Bread Machine Gluten Free Sandwich Bread

One of the hardest projects I have undertaken was to bake gluten-free bread that Alistaire would enjoy. The compost bin has eaten many loaves over the years, as I would dabble, get frustrated and stomp off. What really got me motivated was the price of the Franz white bread loaves going up in price again – and the perpetual issue of it getting moldy if you leave it out on the counter (you have to chill it once it is open – even though the packaging says you don’t have to!) . At the local store it sells for $7.29 a loaf now! That alone was reason to try again. The base cost of ingredients isn’t much, as Kirk and I talked about it, that I would waste the ingredients till it worked. And when a loaf turned out perfectly, I was so happy. I didn’t believe it was good until I sliced it, and watched Alistaire enjoy the first slice. I tried it, and was shocked: you couldn’t tell it was gluten-free.

Having said all this, I run on a pretty nice bread machine – a Zojirushi – so making fails made it sting even more so. But as I tried more often, I realized that I was making simple mistakes that kept me from having perfect bread. I was treating it like I did wheat bread: dumping it all in and walking off. You cannot do this. I love this bread machine, it makes loaves of bread that look like bread should. We have been using it for over 5 years now. It isn’t cheap, but if you make a lot of bread and don’t have a ton of spare time, it is well worth it.

Two easy rules: weigh all flours/starches and be there for the mixing cycle, to help the machine mix up the dough. All you need is an affordable digital scale that goes up to 5 pounds.

*And if you don’t have a bread machine, I have a gluten-free bread recipe coming up soon that is baked in the oven.

Bread Machine Gluten Free Sandwich Bread



In a 2 pound bread machine, add the milk, eggs, vinegar, oil, and honey.

Place the rice flour and potato starch on top, sprinkle xanthan gum and salt on top.

Make a well in the dry ingredients, and add yeast.

Turn machine onto a standard loaf of bread.

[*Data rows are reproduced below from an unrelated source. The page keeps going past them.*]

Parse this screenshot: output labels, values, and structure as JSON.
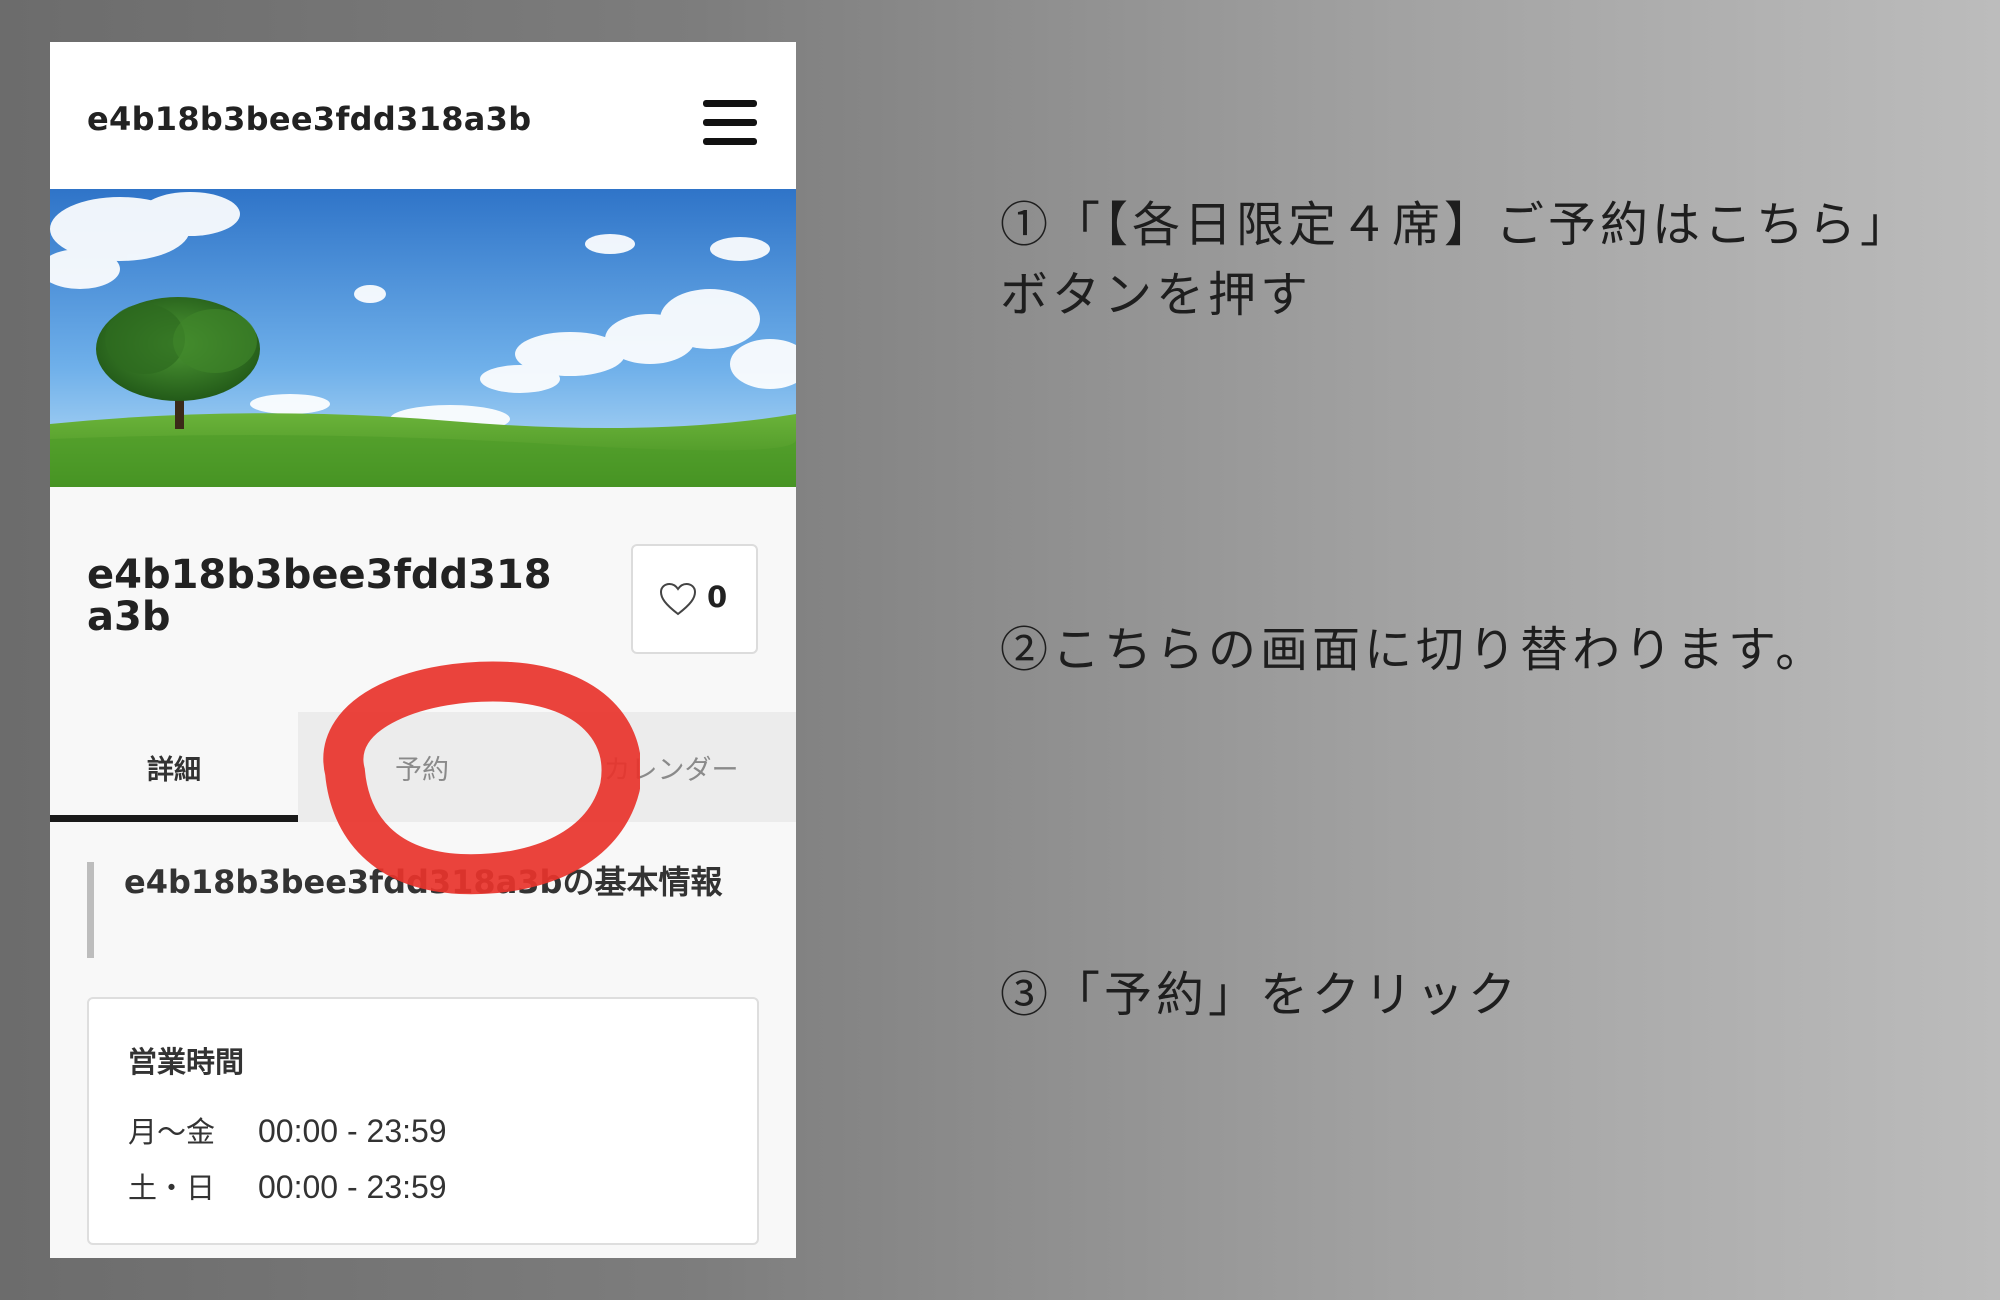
{
  "header": {
    "site_name": "e4b18b3bee3fdd318a3b",
    "menu_icon": "hamburger-menu-icon"
  },
  "shop": {
    "title": "e4b18b3bee3fdd318a3b",
    "like_count": "0",
    "like_icon": "heart-outline-icon"
  },
  "tabs": [
    {
      "label": "詳細",
      "active": true
    },
    {
      "label": "予約",
      "active": false
    },
    {
      "label": "カレンダー",
      "active": false
    }
  ],
  "section": {
    "title": "e4b18b3bee3fdd318a3bの基本情報"
  },
  "hours": {
    "heading": "営業時間",
    "rows": [
      {
        "day": "月〜金",
        "time": "00:00 - 23:59"
      },
      {
        "day": "土・日",
        "time": "00:00 - 23:59"
      }
    ]
  },
  "instructions": {
    "step1": "①「【各日限定４席】ご予約はこちら」ボタンを押す",
    "step2": "②こちらの画面に切り替わります。",
    "step3": "③「予約」をクリック"
  },
  "colors": {
    "highlight_circle": "#e8332b",
    "tab_active_underline": "#1a1a1a"
  }
}
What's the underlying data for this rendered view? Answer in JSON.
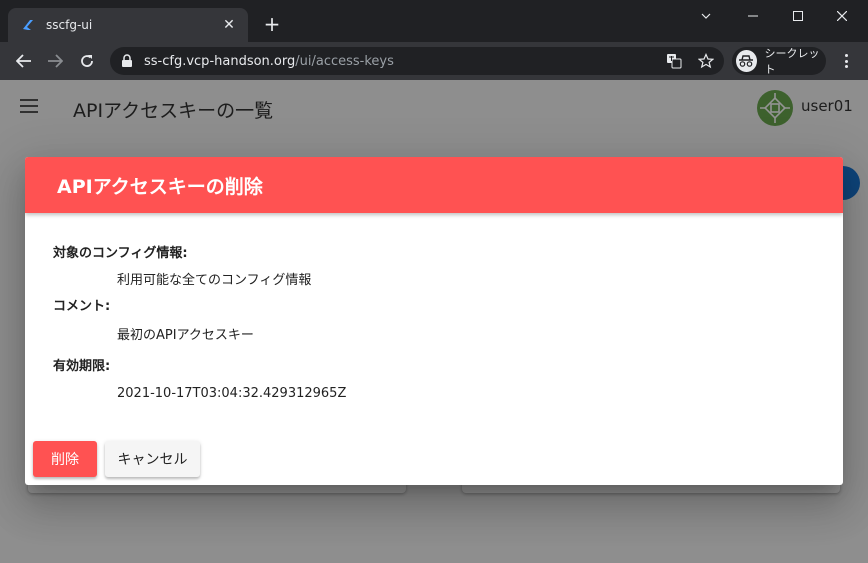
{
  "browser": {
    "tab_title": "sscfg-ui",
    "url_host": "ss-cfg.vcp-handson.org",
    "url_path": "/ui/access-keys",
    "incognito_label": "シークレット"
  },
  "app": {
    "title": "APIアクセスキーの一覧",
    "user_name": "user01"
  },
  "dialog": {
    "title": "APIアクセスキーの削除",
    "fields": [
      {
        "label": "対象のコンフィグ情報:",
        "value": "利用可能な全てのコンフィグ情報"
      },
      {
        "label": "コメント:",
        "value": "最初のAPIアクセスキー"
      },
      {
        "label": "有効期限:",
        "value": "2021-10-17T03:04:32.429312965Z"
      }
    ],
    "delete_label": "削除",
    "cancel_label": "キャンセル"
  },
  "colors": {
    "accent": "#ff5252",
    "chrome_dark": "#202124",
    "chrome_toolbar": "#35363a",
    "fab": "#1976d2"
  }
}
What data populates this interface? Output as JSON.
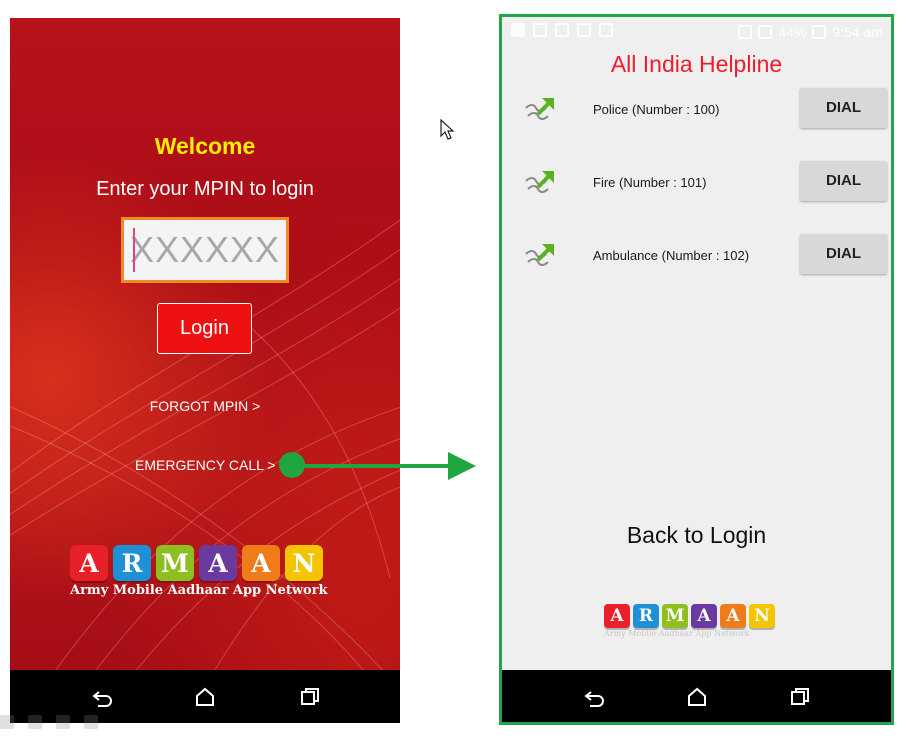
{
  "login_screen": {
    "welcome": "Welcome",
    "prompt": "Enter your MPIN to login",
    "mpin_placeholder": "XXXXXX",
    "login_label": "Login",
    "forgot_label": "FORGOT MPIN >",
    "emergency_label": "EMERGENCY CALL >",
    "logo": {
      "letters": [
        "A",
        "R",
        "M",
        "A",
        "A",
        "N"
      ],
      "tile_colors": [
        "#e8202a",
        "#1e90d6",
        "#8cbf1f",
        "#6b3aa0",
        "#f07b1a",
        "#f2c500"
      ],
      "tagline": "Army Mobile Aadhaar App Network"
    }
  },
  "helpline_screen": {
    "status_bar": {
      "battery": "44%",
      "time": "9:54 am"
    },
    "title": "All India Helpline",
    "rows": [
      {
        "label": "Police (Number : 100)",
        "action": "DIAL"
      },
      {
        "label": "Fire (Number : 101)",
        "action": "DIAL"
      },
      {
        "label": "Ambulance (Number : 102)",
        "action": "DIAL"
      }
    ],
    "back_label": "Back to Login",
    "logo": {
      "letters": [
        "A",
        "R",
        "M",
        "A",
        "A",
        "N"
      ],
      "tagline": "Army Mobile Aadhaar App Network"
    }
  },
  "navigation_icons": [
    "back-icon",
    "home-icon",
    "recents-icon"
  ],
  "colors": {
    "accent_red": "#ee1111",
    "welcome_yellow": "#ffee00",
    "helpline_title": "#ee1c2e",
    "flow_arrow": "#1fa640",
    "frame_green": "#22a64a"
  }
}
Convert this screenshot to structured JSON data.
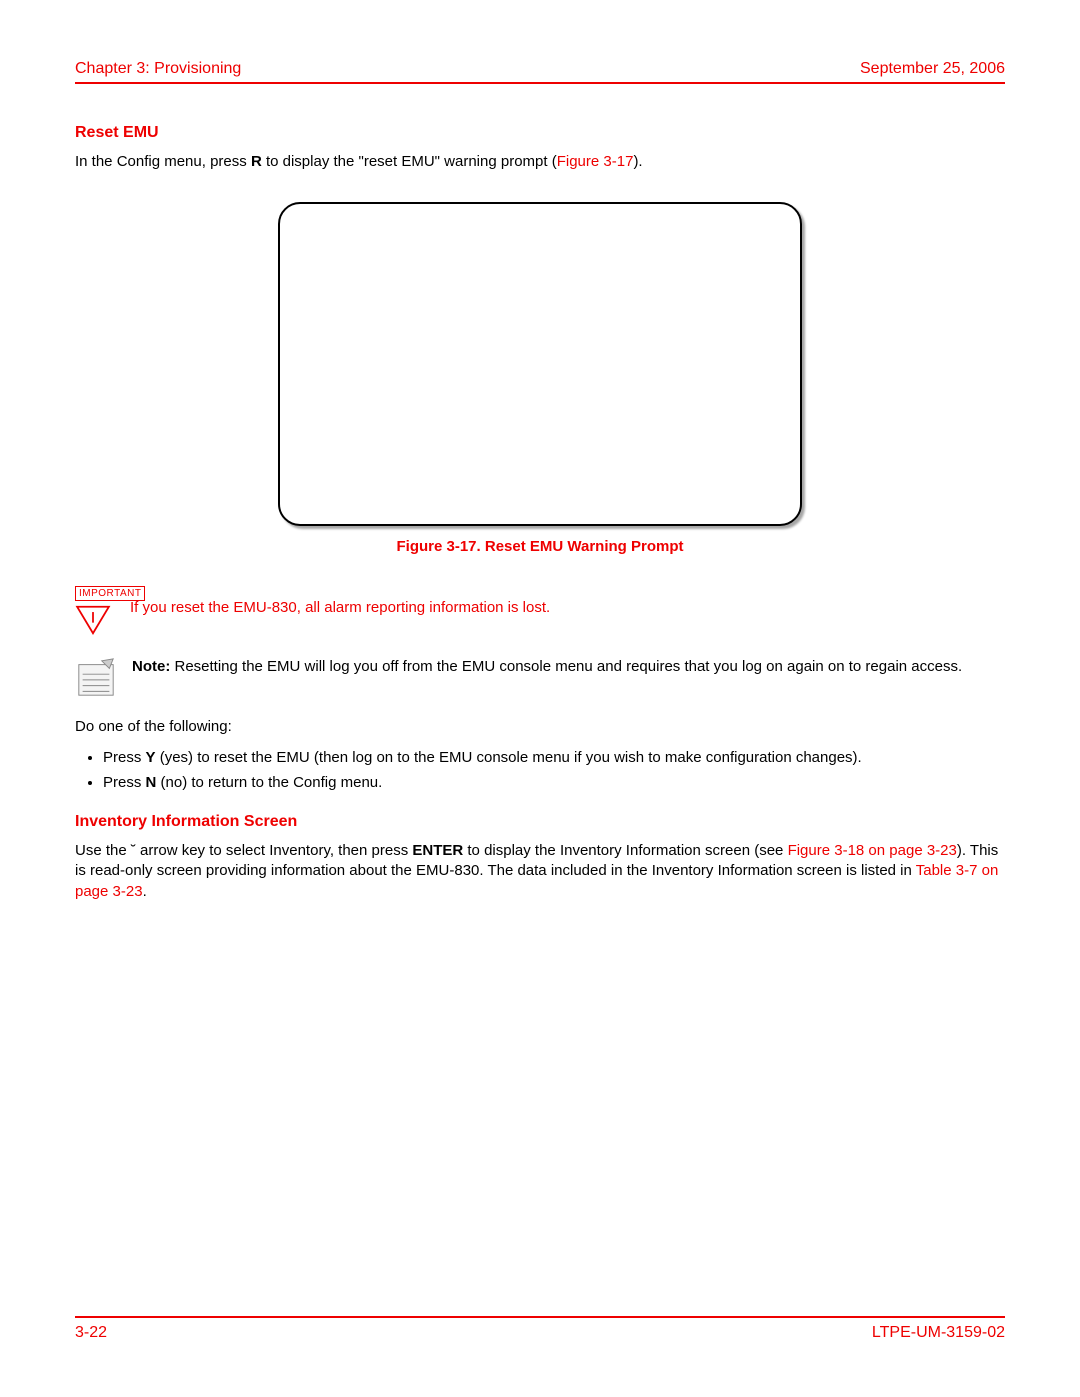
{
  "header": {
    "chapter": "Chapter 3: Provisioning",
    "date": "September 25, 2006"
  },
  "section1": {
    "heading": "Reset EMU",
    "intro_pre": "In the Config menu, press ",
    "intro_key": "R",
    "intro_post": " to display the \"reset EMU\" warning prompt (",
    "intro_linktext": "Figure 3-17",
    "intro_close": ")."
  },
  "figure": {
    "caption": "Figure 3-17. Reset EMU Warning Prompt"
  },
  "important": {
    "label": "IMPORTANT",
    "text": "If you reset the EMU-830, all alarm reporting information is lost."
  },
  "note": {
    "label": "Note:",
    "text": " Resetting the EMU will log you off from the EMU console menu and requires that you log on again on to regain access."
  },
  "instructions": {
    "lead": "Do one of the following:",
    "item1_pre": "Press ",
    "item1_key": "Y",
    "item1_post": " (yes) to reset the EMU (then log on to the EMU console menu if you wish to make configuration changes).",
    "item2_pre": "Press ",
    "item2_key": "N",
    "item2_post": " (no) to return to the Config menu."
  },
  "section2": {
    "heading": "Inventory Information Screen",
    "p1_pre": "Use the  ˘  arrow key to select Inventory, then press ",
    "p1_key": "ENTER",
    "p1_mid": " to display the Inventory Information screen (see ",
    "p1_link1": "Figure 3-18 on page 3-23",
    "p1_mid2": "). This is read-only screen providing information about the EMU-830. The data included in the Inventory Information screen is listed in ",
    "p1_link2": "Table 3-7 on page 3-23",
    "p1_end": "."
  },
  "footer": {
    "page": "3-22",
    "docid": "LTPE-UM-3159-02"
  }
}
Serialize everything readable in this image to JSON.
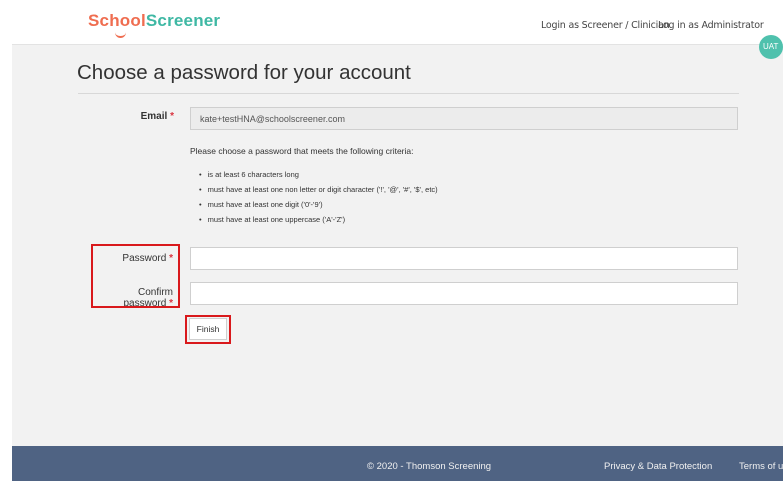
{
  "header": {
    "logo_part1": "School",
    "logo_part2": "Screener",
    "nav": {
      "screener_login": "Login as Screener / Clinician",
      "admin_login": "Log in as Administrator"
    },
    "env_badge": "UAT"
  },
  "main": {
    "title": "Choose a password for your account",
    "email_label": "Email",
    "email_value": "kate+testHNA@schoolscreener.com",
    "hint": "Please choose a password that meets the following criteria:",
    "criteria": [
      "is at least 6 characters long",
      "must have at least one non letter or digit character ('!', '@', '#', '$', etc)",
      "must have at least one digit ('0'-'9')",
      "must have at least one uppercase ('A'-'Z')"
    ],
    "password_label": "Password",
    "password_value": "",
    "confirm_label": "Confirm password",
    "confirm_value": "",
    "required_mark": "*",
    "finish_label": "Finish"
  },
  "footer": {
    "copyright": "© 2020 - Thomson Screening",
    "privacy": "Privacy & Data Protection",
    "terms": "Terms of use"
  },
  "colors": {
    "brand_orange": "#ef6d50",
    "brand_teal": "#3fb8a4",
    "footer_bg": "#4f6383",
    "required": "#d9333f",
    "highlight": "#d9191c"
  }
}
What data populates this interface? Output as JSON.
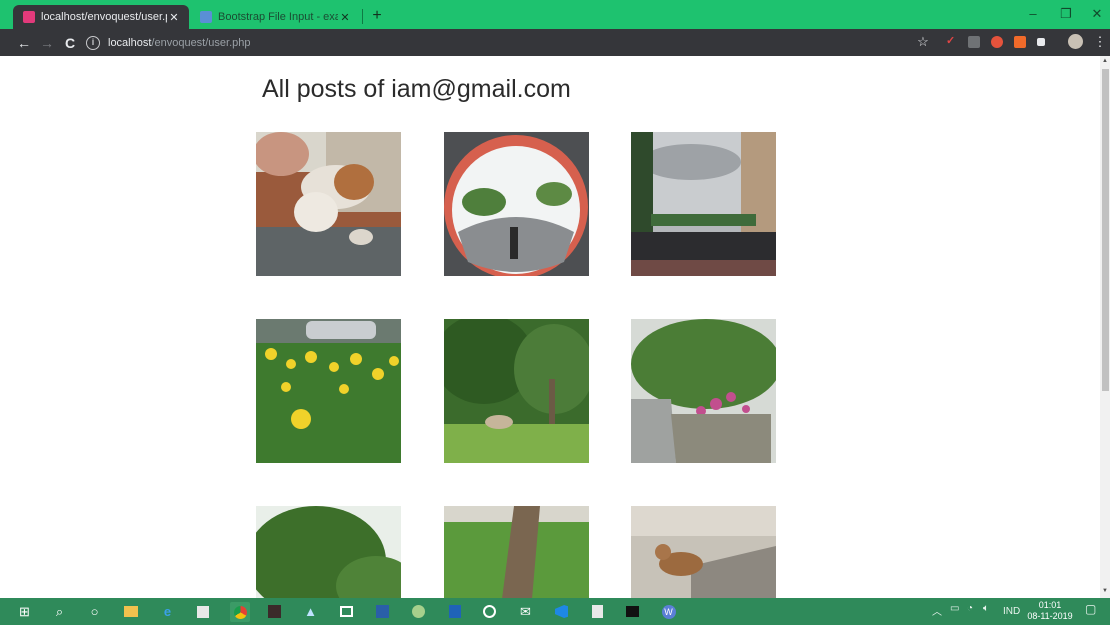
{
  "browser": {
    "tabs": [
      {
        "label": "localhost/envoquest/user.php",
        "favicon": "envoquest-favicon",
        "active": true
      },
      {
        "label": "Bootstrap File Input - examples",
        "favicon": "bootstrap-favicon",
        "active": false
      }
    ],
    "address": {
      "host": "localhost",
      "path": "/envoquest/user.php"
    }
  },
  "page": {
    "heading": "All posts of iam@gmail.com"
  },
  "taskbar": {
    "tray": {
      "language": "IND",
      "time": "01:01",
      "date": "08-11-2019"
    }
  },
  "colors": {
    "tab_strip": "#1ec26f",
    "toolbar": "#35363a",
    "taskbar": "#2f8a5a",
    "page_bg": "#ffffff"
  }
}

When the mixing/kneading starts, carefully scrape the sides to ensure all the starch is mixed in, and helping it mix. Do not miss this step! If the starch is not mixed in the dough will be lumpy. The dough should be smooth, looking like a quick bread versus the stiff dough of wheat bread. But watch your spatula, and use a small one, so the kneading paddles don’t grab at it.

Once baked, immediately remove the bread pan and knock out. Do not let it sit in the pan, as the moisture will make a gummy loaf.

For best results, let cool fully on a rack, then using a serrated bread knife slice the bread firmly and quickly. Store tightly sealed overnight on counter, for long-term storage wrap in freezer bags and freeze. Bread thaws quickly for use, or can be toasted on the “frozen” setting.

Makes 1 loaf.